A proposed ordinance that would allow rooftop dining to be added to the Santa Monica Pier was quickly approved Oct. 23 without fanfare by the City Council.
Romana Pier LLC presented plans to City Hall to build a new restaurant on the Pier, with those plans calling for customer access on the third floor. However, three story structures of any kind were not permitted on the pier. Hence, an amendment to the Municipal Code was necessary in order to allow rooftop dining at Santa Monica’s most famous landmark.
After Planning Commissioners supported the Municipal Code amendment to allow rooftop dining, Council members gave its unanimous approval for the ordinance.
City staff pointed out that the potential addition of rooftop dining on the pier would enhance the overall experience of visiting Santa Monica most iconic destination.
“The Santa Monica Pier is a unique location, with ocean, beach, sunset and Palisades bluffs views. The Pier is an ideal location for roof top dining as the location allows dining patrons to enjoy the natural landscape,” City staff stated. “The proposed ordinance improves the operation of roof deck dining areas on the Pier.”
According to City staff, the maximum allowable district height for all structures on the pier would still be 30 feet and would continue to “minimize the perceived mass of the additional projections.”
“The proposed ordinance … would allow structures such as bathrooms, service stations, lobby areas, and storage areas on the roof of two-story buildings on the Santa Monica Pier,” Paul Foley, a principal planner at City Hall, told council members, adding the addition would allow restaurant owners to “enhance customer service.”
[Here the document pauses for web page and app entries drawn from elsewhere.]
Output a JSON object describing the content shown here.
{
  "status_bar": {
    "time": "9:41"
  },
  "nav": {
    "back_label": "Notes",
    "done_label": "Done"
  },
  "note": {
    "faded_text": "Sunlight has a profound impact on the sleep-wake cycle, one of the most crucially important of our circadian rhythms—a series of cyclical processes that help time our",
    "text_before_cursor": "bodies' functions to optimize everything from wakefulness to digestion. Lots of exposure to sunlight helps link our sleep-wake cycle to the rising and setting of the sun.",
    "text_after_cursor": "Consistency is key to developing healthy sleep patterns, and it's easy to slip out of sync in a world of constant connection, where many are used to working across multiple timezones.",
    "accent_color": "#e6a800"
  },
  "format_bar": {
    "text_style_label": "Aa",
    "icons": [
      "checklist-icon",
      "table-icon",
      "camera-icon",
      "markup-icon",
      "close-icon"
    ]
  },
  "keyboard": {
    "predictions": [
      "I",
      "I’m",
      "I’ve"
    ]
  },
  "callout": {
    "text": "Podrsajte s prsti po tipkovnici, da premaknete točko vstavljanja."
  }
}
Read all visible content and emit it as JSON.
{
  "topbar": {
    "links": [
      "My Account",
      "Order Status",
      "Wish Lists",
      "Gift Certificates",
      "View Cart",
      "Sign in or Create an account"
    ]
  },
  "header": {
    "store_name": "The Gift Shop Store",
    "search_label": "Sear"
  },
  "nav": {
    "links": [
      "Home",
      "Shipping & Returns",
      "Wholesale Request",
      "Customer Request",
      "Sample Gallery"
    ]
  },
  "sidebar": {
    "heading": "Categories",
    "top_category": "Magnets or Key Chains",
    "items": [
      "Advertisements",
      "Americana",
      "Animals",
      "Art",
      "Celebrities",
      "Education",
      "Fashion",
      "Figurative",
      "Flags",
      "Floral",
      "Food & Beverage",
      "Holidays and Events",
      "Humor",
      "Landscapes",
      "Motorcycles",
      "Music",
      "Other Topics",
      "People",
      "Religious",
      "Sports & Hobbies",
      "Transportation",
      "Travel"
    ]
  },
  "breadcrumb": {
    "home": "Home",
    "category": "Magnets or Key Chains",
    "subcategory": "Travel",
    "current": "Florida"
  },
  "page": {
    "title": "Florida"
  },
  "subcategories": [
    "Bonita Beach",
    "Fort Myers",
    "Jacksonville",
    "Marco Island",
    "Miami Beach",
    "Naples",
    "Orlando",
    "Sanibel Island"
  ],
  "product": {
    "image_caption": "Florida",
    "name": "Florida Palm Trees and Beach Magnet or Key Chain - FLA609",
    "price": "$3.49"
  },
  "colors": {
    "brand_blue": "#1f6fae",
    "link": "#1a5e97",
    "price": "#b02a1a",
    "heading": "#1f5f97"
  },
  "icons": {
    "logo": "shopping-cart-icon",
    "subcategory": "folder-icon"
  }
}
According to City staff, the new restaurant would be built inside the already existing Billiards Building on the pier, a space that was previously used as a cabaret and restaurant.
Submitted plans indicate the current structure would be altered to allow for a raised first floor ceiling height, an expanded mezzanine “to create a full second floor,” and the addition of a roof deck for outdoor dining and ocean views.
There are limits for Romana Pier LLC or anyone else seeking to add rooftop dining to their restaurants. Specifically, if a restaurant already meets or exceeds height restrictions per the city’s zoning ordinance, they will not be allowed to add rooftop dining.
Still, at the Planning Commission’s Aug. 15 meeting, City staff said the addition of third floor rooftop dining means dining areas could be incorporated in restaurants on the pier without taking valuable pier deck space.
If the proposed amendment survives its second read, pier buildings could be allowed to add a third floor to its respective structures.
“Buildings on the Santa Monica Pier may be three stories in height provided that the third story is comprised of structures that support roof top dining, … restrooms, server stations, elevator lobby areas, and service/storage areas,” the amended code would read.
According to City staff, “the proposed amendment is consistent in principle with the goals, objectives, policies, land uses and programs specified in the adopted General Plan” as well as with the Land Use and Circulation Element (LUCE).
Council member Terry O’Day was not present at the Oct. 23 meeting, while Council members Bobby Shriver and Kevin McKeown were not on the dais for the vote.
The ordinance will return to council members Nov. 13 for a second reading. Should it receive at least four votes then, the ordinance will officially be on the books.